(Data records)
◆ ◆ ◆ ◆

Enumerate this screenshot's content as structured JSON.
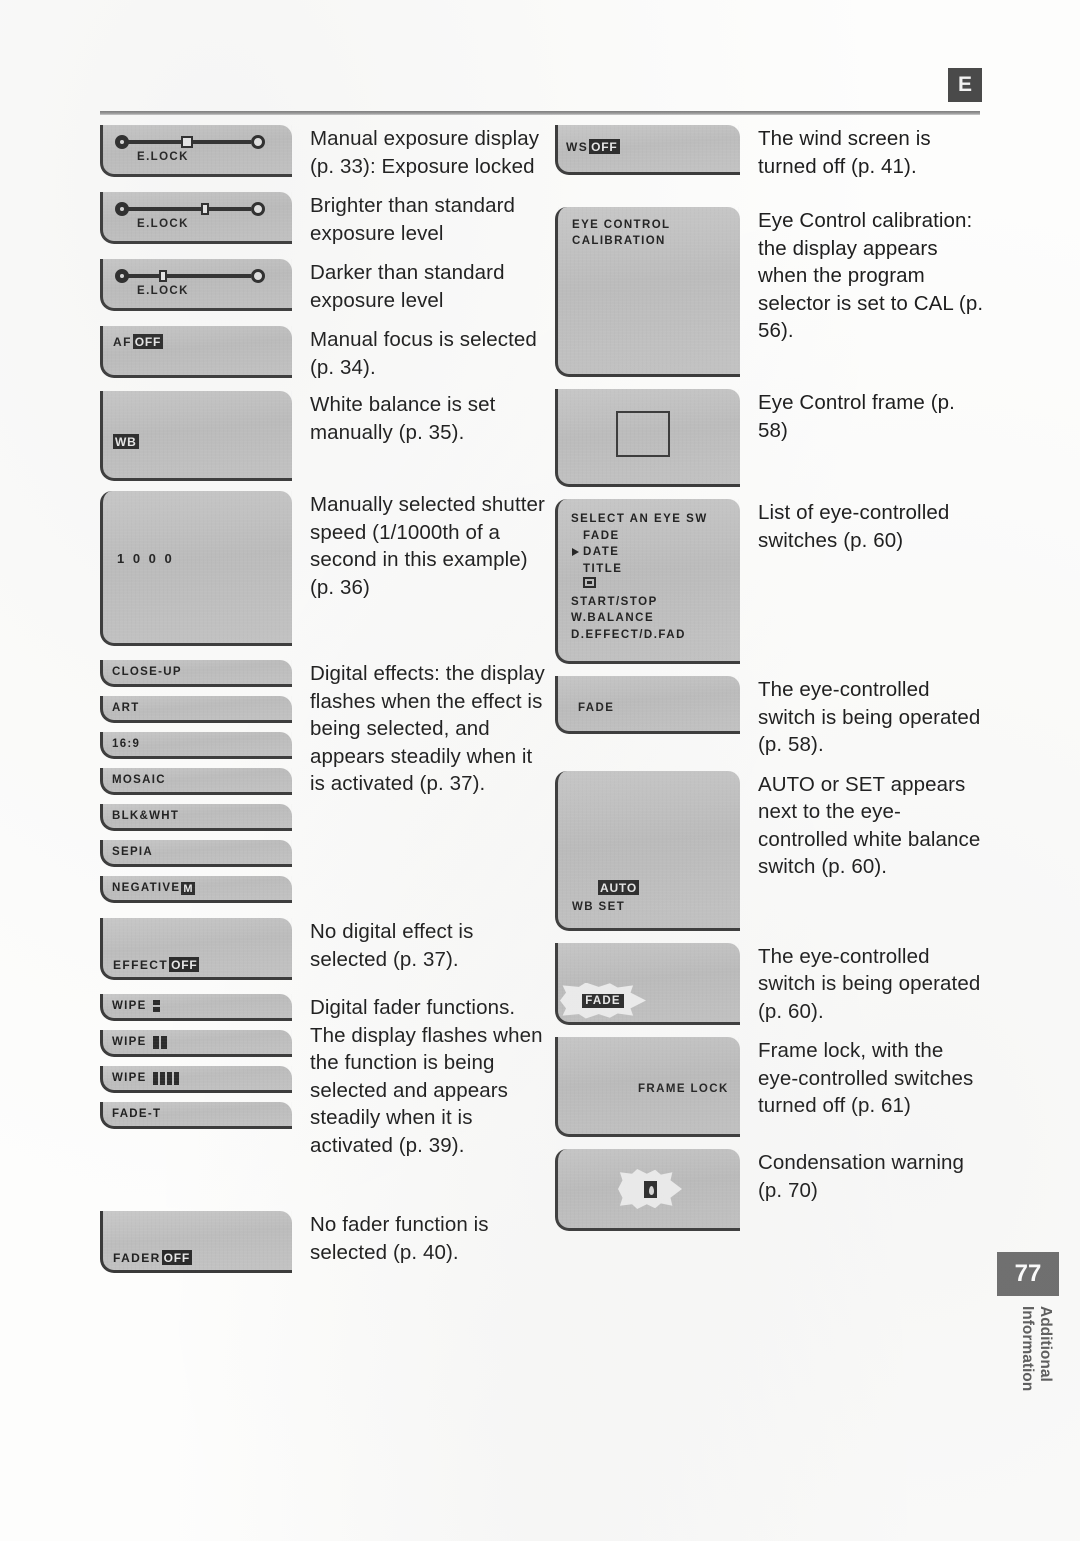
{
  "header": {
    "language_badge": "E"
  },
  "footer": {
    "page_number": "77",
    "section_tab": "Additional\nInformation"
  },
  "left_column": [
    {
      "id": "exposure-locked",
      "display_type": "exposure-slider",
      "marker": "square-center",
      "osd_label": "E.LOCK",
      "description": "Manual exposure display (p. 33): Exposure locked"
    },
    {
      "id": "exposure-brighter",
      "display_type": "exposure-slider",
      "marker": "right-of-center",
      "osd_label": "E.LOCK",
      "description": "Brighter than standard exposure level"
    },
    {
      "id": "exposure-darker",
      "display_type": "exposure-slider",
      "marker": "left-of-center",
      "osd_label": "E.LOCK",
      "description": "Darker than standard exposure level"
    },
    {
      "id": "manual-focus",
      "display_type": "badge",
      "osd_label": "AF",
      "osd_badge": "OFF",
      "description": "Manual focus is selected (p. 34)."
    },
    {
      "id": "white-balance-manual",
      "display_type": "badge-inverted",
      "osd_badge": "WB",
      "description": "White balance is set manually (p. 35)."
    },
    {
      "id": "shutter-speed",
      "display_type": "plain-value",
      "osd_label": "1 0 0 0",
      "description": "Manually selected shutter speed (1/1000th of a second in this example) (p. 36)"
    },
    {
      "id": "digital-effects",
      "display_type": "strip-list",
      "strips": [
        {
          "label": "CLOSE-UP",
          "glyph": "none"
        },
        {
          "label": "ART",
          "glyph": "none"
        },
        {
          "label": "16:9",
          "glyph": "none"
        },
        {
          "label": "MOSAIC",
          "glyph": "none"
        },
        {
          "label": "BLK&WHT",
          "glyph": "none"
        },
        {
          "label": "SEPIA",
          "glyph": "none"
        },
        {
          "label": "NEGATIVE",
          "glyph": "badge-M",
          "badge": "M"
        }
      ],
      "description": "Digital effects: the display flashes when the effect is being selected, and appears steadily when it is activated (p. 37)."
    },
    {
      "id": "no-digital-effect",
      "display_type": "badge",
      "osd_label": "EFFECT",
      "osd_badge": "OFF",
      "description": "No digital effect is selected (p. 37)."
    },
    {
      "id": "digital-fader",
      "display_type": "strip-list",
      "strips": [
        {
          "label": "WIPE",
          "glyph": "wipe-1"
        },
        {
          "label": "WIPE",
          "glyph": "wipe-2"
        },
        {
          "label": "WIPE",
          "glyph": "wipe-3"
        },
        {
          "label": "FADE-T",
          "glyph": "none"
        }
      ],
      "description": "Digital fader functions. The display flashes when the function is being selected and appears steadily when it is activated (p. 39)."
    },
    {
      "id": "no-fader",
      "display_type": "badge",
      "osd_label": "FADER",
      "osd_badge": "OFF",
      "description": "No fader function is selected (p. 40)."
    }
  ],
  "right_column": [
    {
      "id": "wind-screen-off",
      "display_type": "badge",
      "osd_label": "WS",
      "osd_badge": "OFF",
      "description": "The wind screen is turned off (p. 41)."
    },
    {
      "id": "eye-control-calibration",
      "display_type": "text-lines",
      "lines": [
        "EYE CONTROL",
        "CALIBRATION"
      ],
      "description": "Eye Control calibration: the display appears when the program selector is set to CAL (p. 56)."
    },
    {
      "id": "eye-control-frame",
      "display_type": "frame-rect",
      "description": "Eye Control frame (p. 58)"
    },
    {
      "id": "eye-switch-list",
      "display_type": "menu",
      "menu_title": "SELECT AN EYE SW",
      "menu_items": [
        {
          "label": "FADE",
          "selected": false
        },
        {
          "label": "DATE",
          "selected": true
        },
        {
          "label": "TITLE",
          "selected": false
        },
        {
          "label": "",
          "icon": "card-icon",
          "selected": false
        },
        {
          "label": "START/STOP",
          "selected": false
        },
        {
          "label": "W.BALANCE",
          "selected": false
        },
        {
          "label": "D.EFFECT/D.FAD",
          "selected": false
        }
      ],
      "description": "List of eye-controlled switches (p. 60)"
    },
    {
      "id": "eye-switch-operated-58",
      "display_type": "plain-value",
      "osd_label": "FADE",
      "description": "The eye-controlled switch is being operated (p. 58)."
    },
    {
      "id": "wb-auto-set",
      "display_type": "wb-set",
      "osd_badge": "AUTO",
      "osd_label": "WB  SET",
      "description": "AUTO or SET appears next to the eye-controlled white balance switch (p. 60)."
    },
    {
      "id": "eye-switch-operated-60",
      "display_type": "burst-fade",
      "osd_label": "FADE",
      "description": "The eye-controlled switch is being operated (p. 60)."
    },
    {
      "id": "frame-lock",
      "display_type": "plain-value",
      "osd_label": "FRAME  LOCK",
      "description": "Frame lock, with the eye-controlled switches turned off (p. 61)"
    },
    {
      "id": "condensation-warning",
      "display_type": "burst-drop",
      "description": "Condensation warning (p. 70)"
    }
  ]
}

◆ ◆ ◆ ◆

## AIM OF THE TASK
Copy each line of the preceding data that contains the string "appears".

## WORKED SOLUTION
      "description": "Digital effects: the display flashes when the effect is being selected, and appears steadily when it is activated (p. 37)."
      "description": "Digital fader functions. The display flashes when the function is being selected and appears steadily when it is activated (p. 39)."
      "description": "Eye Control calibration: the display appears when the program selector is set to CAL (p. 56)."
      "description": "AUTO or SET appears next to the eye-controlled white balance switch (p. 60)."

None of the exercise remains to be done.